[Web page and app entries]
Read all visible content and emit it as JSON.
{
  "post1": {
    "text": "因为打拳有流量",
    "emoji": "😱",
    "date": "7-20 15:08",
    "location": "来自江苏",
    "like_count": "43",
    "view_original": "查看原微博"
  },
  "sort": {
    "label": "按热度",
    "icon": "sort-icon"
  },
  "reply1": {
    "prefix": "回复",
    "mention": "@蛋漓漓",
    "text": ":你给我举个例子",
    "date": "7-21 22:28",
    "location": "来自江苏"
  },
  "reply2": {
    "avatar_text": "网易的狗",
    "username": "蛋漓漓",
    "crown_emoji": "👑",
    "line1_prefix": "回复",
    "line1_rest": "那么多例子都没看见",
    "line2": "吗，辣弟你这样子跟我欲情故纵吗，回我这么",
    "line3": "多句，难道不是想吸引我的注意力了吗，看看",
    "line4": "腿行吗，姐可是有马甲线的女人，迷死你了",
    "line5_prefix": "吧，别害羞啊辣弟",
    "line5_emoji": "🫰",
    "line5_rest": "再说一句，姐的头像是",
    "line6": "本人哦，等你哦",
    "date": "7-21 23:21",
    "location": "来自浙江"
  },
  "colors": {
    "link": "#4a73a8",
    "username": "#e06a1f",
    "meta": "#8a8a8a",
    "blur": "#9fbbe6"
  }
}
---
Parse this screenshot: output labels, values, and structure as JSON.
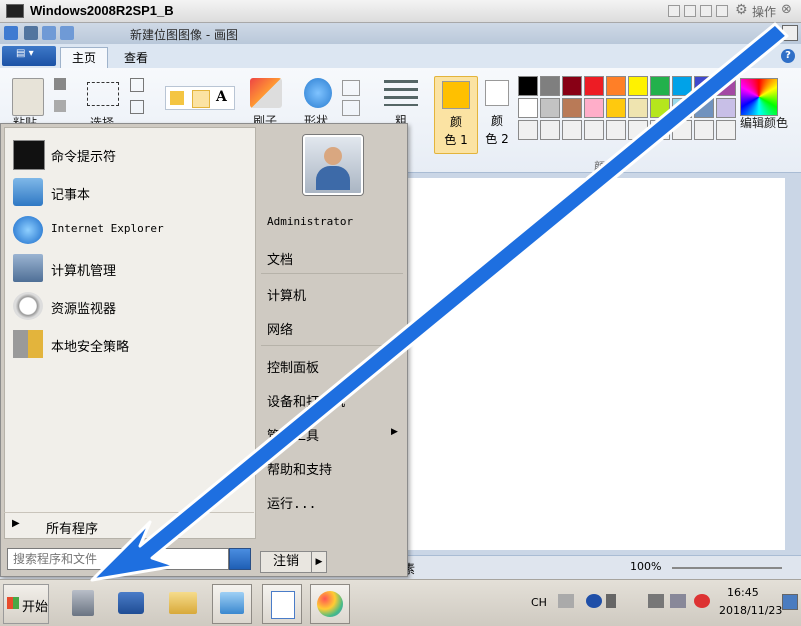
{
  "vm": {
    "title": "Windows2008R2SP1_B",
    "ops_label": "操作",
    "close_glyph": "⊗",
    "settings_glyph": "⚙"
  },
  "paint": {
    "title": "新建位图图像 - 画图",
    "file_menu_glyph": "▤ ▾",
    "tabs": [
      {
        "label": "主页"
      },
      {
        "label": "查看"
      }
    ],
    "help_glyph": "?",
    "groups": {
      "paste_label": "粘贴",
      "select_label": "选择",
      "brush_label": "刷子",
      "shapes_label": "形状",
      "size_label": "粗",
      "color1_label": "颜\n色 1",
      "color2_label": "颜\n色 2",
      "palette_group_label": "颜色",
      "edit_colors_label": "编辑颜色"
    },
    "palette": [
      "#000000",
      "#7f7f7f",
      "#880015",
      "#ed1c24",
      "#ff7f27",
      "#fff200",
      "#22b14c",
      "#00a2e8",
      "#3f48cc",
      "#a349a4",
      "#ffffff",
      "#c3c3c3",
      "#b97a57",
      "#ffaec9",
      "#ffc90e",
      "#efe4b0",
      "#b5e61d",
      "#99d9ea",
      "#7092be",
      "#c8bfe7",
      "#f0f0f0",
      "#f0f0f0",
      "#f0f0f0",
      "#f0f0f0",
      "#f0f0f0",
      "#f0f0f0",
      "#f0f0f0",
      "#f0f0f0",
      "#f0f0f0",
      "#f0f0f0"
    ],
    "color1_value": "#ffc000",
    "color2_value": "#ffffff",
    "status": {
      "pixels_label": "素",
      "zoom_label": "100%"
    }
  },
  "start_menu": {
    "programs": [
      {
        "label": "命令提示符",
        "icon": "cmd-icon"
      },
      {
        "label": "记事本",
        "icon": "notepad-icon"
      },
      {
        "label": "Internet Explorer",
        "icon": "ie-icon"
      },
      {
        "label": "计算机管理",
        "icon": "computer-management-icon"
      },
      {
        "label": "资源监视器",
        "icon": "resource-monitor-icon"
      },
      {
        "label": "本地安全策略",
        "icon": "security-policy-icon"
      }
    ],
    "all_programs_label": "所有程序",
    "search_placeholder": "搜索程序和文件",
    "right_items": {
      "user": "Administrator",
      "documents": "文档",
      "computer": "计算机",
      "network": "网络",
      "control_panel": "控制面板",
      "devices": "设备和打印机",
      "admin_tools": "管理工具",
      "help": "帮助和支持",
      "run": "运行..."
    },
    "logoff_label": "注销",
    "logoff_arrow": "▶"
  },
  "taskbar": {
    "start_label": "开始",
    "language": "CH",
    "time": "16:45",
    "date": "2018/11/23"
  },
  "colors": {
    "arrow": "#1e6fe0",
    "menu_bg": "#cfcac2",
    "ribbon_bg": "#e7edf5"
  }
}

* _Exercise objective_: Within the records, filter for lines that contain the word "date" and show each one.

* _Solution_:
    "date": "7-20 15:08",
    "date": "7-21 22:28",
    "date": "7-21 23:21",
    "date": "2018/11/23"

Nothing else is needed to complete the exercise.